An exact restatement of every record is required.

═══ Records shown ═══

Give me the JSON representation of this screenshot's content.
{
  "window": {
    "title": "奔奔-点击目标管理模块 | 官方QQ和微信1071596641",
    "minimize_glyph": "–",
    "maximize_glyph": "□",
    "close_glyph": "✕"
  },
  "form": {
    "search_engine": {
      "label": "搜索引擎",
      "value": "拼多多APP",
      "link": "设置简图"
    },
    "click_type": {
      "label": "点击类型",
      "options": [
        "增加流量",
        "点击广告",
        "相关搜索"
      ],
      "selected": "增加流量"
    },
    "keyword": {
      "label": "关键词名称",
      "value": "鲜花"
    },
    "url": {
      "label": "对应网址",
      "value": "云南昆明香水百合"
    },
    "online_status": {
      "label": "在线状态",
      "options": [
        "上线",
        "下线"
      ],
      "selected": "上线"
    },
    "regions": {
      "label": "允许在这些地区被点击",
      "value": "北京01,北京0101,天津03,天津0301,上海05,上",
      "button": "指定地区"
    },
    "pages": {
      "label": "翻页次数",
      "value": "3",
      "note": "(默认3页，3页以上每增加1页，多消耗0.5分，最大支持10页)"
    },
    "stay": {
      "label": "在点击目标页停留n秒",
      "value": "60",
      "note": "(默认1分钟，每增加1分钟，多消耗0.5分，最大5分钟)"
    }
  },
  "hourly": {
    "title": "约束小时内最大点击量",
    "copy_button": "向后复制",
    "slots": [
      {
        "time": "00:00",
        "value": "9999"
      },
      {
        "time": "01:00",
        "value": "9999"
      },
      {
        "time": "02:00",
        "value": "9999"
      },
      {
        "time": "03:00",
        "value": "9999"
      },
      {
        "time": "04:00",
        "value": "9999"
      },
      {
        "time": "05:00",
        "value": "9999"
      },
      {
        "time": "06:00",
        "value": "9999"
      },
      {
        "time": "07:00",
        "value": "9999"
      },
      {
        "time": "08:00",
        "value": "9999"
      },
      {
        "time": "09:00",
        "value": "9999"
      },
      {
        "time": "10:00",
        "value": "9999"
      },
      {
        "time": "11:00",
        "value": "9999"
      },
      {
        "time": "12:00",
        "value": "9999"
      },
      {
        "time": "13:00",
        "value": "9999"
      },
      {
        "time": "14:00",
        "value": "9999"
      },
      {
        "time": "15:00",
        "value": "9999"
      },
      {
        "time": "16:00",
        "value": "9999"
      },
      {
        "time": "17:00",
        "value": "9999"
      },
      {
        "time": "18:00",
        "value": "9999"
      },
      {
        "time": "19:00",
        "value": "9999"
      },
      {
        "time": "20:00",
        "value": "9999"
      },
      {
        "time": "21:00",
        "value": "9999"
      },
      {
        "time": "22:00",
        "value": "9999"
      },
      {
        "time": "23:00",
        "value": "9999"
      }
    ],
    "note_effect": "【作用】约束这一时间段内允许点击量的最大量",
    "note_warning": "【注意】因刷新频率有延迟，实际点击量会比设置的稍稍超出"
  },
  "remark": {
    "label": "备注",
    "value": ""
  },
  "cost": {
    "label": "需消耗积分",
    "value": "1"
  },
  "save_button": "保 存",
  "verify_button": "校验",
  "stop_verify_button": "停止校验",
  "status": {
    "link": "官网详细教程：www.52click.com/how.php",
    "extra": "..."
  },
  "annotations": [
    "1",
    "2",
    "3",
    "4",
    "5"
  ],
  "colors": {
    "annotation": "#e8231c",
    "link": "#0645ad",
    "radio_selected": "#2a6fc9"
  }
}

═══

# Solution to the exercise
Give me the JSON representation of this screenshot's content.
{
  "window": {
    "title": "奔奔-点击目标管理模块 | 官方QQ和微信1071596641",
    "minimize_glyph": "–",
    "maximize_glyph": "□",
    "close_glyph": "✕"
  },
  "form": {
    "search_engine": {
      "label": "搜索引擎",
      "value": "拼多多APP",
      "link": "设置简图"
    },
    "click_type": {
      "label": "点击类型",
      "options": [
        "增加流量",
        "点击广告",
        "相关搜索"
      ],
      "selected": "增加流量"
    },
    "keyword": {
      "label": "关键词名称",
      "value": "鲜花"
    },
    "url": {
      "label": "对应网址",
      "value": "云南昆明香水百合"
    },
    "online_status": {
      "label": "在线状态",
      "options": [
        "上线",
        "下线"
      ],
      "selected": "上线"
    },
    "regions": {
      "label": "允许在这些地区被点击",
      "value": "北京01,北京0101,天津03,天津0301,上海05,上",
      "button": "指定地区"
    },
    "pages": {
      "label": "翻页次数",
      "value": "3",
      "note": "(默认3页，3页以上每增加1页，多消耗0.5分，最大支持10页)"
    },
    "stay": {
      "label": "在点击目标页停留n秒",
      "value": "60",
      "note": "(默认1分钟，每增加1分钟，多消耗0.5分，最大5分钟)"
    }
  },
  "hourly": {
    "title": "约束小时内最大点击量",
    "copy_button": "向后复制",
    "slots": [
      {
        "time": "00:00",
        "value": "9999"
      },
      {
        "time": "01:00",
        "value": "9999"
      },
      {
        "time": "02:00",
        "value": "9999"
      },
      {
        "time": "03:00",
        "value": "9999"
      },
      {
        "time": "04:00",
        "value": "9999"
      },
      {
        "time": "05:00",
        "value": "9999"
      },
      {
        "time": "06:00",
        "value": "9999"
      },
      {
        "time": "07:00",
        "value": "9999"
      },
      {
        "time": "08:00",
        "value": "9999"
      },
      {
        "time": "09:00",
        "value": "9999"
      },
      {
        "time": "10:00",
        "value": "9999"
      },
      {
        "time": "11:00",
        "value": "9999"
      },
      {
        "time": "12:00",
        "value": "9999"
      },
      {
        "time": "13:00",
        "value": "9999"
      },
      {
        "time": "14:00",
        "value": "9999"
      },
      {
        "time": "15:00",
        "value": "9999"
      },
      {
        "time": "16:00",
        "value": "9999"
      },
      {
        "time": "17:00",
        "value": "9999"
      },
      {
        "time": "18:00",
        "value": "9999"
      },
      {
        "time": "19:00",
        "value": "9999"
      },
      {
        "time": "20:00",
        "value": "9999"
      },
      {
        "time": "21:00",
        "value": "9999"
      },
      {
        "time": "22:00",
        "value": "9999"
      },
      {
        "time": "23:00",
        "value": "9999"
      }
    ],
    "note_effect": "【作用】约束这一时间段内允许点击量的最大量",
    "note_warning": "【注意】因刷新频率有延迟，实际点击量会比设置的稍稍超出"
  },
  "remark": {
    "label": "备注",
    "value": ""
  },
  "cost": {
    "label": "需消耗积分",
    "value": "1"
  },
  "save_button": "保 存",
  "verify_button": "校验",
  "stop_verify_button": "停止校验",
  "status": {
    "link": "官网详细教程：www.52click.com/how.php",
    "extra": "..."
  },
  "annotations": [
    "1",
    "2",
    "3",
    "4",
    "5"
  ],
  "colors": {
    "annotation": "#e8231c",
    "link": "#0645ad",
    "radio_selected": "#2a6fc9"
  }
}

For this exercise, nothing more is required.